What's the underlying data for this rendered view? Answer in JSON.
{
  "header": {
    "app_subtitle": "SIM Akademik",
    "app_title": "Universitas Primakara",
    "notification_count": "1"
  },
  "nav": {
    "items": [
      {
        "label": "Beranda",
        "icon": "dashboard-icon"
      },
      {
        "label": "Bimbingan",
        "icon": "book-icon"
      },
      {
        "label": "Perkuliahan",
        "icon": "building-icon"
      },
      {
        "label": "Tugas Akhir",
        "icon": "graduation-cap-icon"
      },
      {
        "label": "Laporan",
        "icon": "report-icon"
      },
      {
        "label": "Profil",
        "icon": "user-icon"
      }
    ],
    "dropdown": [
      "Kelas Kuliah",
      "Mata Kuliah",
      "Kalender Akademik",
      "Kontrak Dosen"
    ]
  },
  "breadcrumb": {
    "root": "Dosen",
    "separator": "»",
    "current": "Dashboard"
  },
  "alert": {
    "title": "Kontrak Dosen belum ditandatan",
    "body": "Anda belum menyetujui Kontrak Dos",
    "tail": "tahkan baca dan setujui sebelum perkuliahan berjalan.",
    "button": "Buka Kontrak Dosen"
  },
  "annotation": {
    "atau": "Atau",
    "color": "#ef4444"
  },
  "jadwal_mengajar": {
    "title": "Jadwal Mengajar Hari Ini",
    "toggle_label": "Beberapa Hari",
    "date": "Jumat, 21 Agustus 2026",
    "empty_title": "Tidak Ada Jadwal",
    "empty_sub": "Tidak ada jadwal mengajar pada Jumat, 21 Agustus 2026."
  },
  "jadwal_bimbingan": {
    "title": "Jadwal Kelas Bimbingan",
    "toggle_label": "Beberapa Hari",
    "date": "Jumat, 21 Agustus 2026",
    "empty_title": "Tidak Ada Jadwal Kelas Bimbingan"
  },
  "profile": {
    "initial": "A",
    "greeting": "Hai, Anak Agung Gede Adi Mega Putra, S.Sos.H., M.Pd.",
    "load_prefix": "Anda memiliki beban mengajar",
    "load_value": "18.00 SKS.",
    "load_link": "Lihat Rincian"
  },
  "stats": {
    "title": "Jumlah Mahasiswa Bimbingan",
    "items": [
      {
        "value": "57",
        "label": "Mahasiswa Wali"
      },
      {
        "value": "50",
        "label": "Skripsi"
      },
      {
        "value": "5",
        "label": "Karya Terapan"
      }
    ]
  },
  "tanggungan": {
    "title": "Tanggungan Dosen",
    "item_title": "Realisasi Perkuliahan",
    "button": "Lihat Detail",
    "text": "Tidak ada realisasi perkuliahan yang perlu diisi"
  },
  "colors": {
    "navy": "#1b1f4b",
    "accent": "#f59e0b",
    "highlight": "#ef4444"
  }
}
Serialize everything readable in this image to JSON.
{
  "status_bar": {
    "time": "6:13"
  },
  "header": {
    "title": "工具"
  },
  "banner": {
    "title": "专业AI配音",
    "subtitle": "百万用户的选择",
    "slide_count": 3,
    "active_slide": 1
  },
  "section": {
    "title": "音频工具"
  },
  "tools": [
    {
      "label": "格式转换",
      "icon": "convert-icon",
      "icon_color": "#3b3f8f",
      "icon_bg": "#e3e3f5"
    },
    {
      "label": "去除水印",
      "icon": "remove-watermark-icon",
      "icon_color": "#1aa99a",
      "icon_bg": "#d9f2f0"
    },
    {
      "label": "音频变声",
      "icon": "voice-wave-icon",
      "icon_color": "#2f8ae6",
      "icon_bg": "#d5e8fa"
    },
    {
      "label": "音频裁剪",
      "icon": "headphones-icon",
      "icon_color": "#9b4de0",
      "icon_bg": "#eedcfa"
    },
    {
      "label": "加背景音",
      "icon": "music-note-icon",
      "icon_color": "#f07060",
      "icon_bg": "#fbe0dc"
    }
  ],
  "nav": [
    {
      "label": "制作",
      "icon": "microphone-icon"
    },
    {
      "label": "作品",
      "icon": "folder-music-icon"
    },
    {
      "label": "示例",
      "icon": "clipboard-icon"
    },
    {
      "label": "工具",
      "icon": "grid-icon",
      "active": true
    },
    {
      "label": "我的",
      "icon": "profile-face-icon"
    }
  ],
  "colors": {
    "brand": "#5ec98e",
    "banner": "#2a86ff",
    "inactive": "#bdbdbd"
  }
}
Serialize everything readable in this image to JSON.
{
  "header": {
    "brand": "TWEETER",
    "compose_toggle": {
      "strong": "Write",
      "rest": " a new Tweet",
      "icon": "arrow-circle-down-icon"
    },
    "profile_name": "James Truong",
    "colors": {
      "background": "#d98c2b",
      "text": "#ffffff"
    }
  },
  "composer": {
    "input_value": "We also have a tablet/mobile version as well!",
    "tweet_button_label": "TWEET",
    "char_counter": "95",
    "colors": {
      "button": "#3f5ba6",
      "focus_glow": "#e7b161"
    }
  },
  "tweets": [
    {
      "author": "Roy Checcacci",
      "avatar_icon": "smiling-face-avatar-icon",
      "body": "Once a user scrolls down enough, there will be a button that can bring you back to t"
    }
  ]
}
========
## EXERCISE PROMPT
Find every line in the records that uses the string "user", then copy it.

## REPLY TO THE EXERCISE
        "icon": "user-icon"
      "body": "Once a user scrolls down enough, there will be a button that can bring you back to t"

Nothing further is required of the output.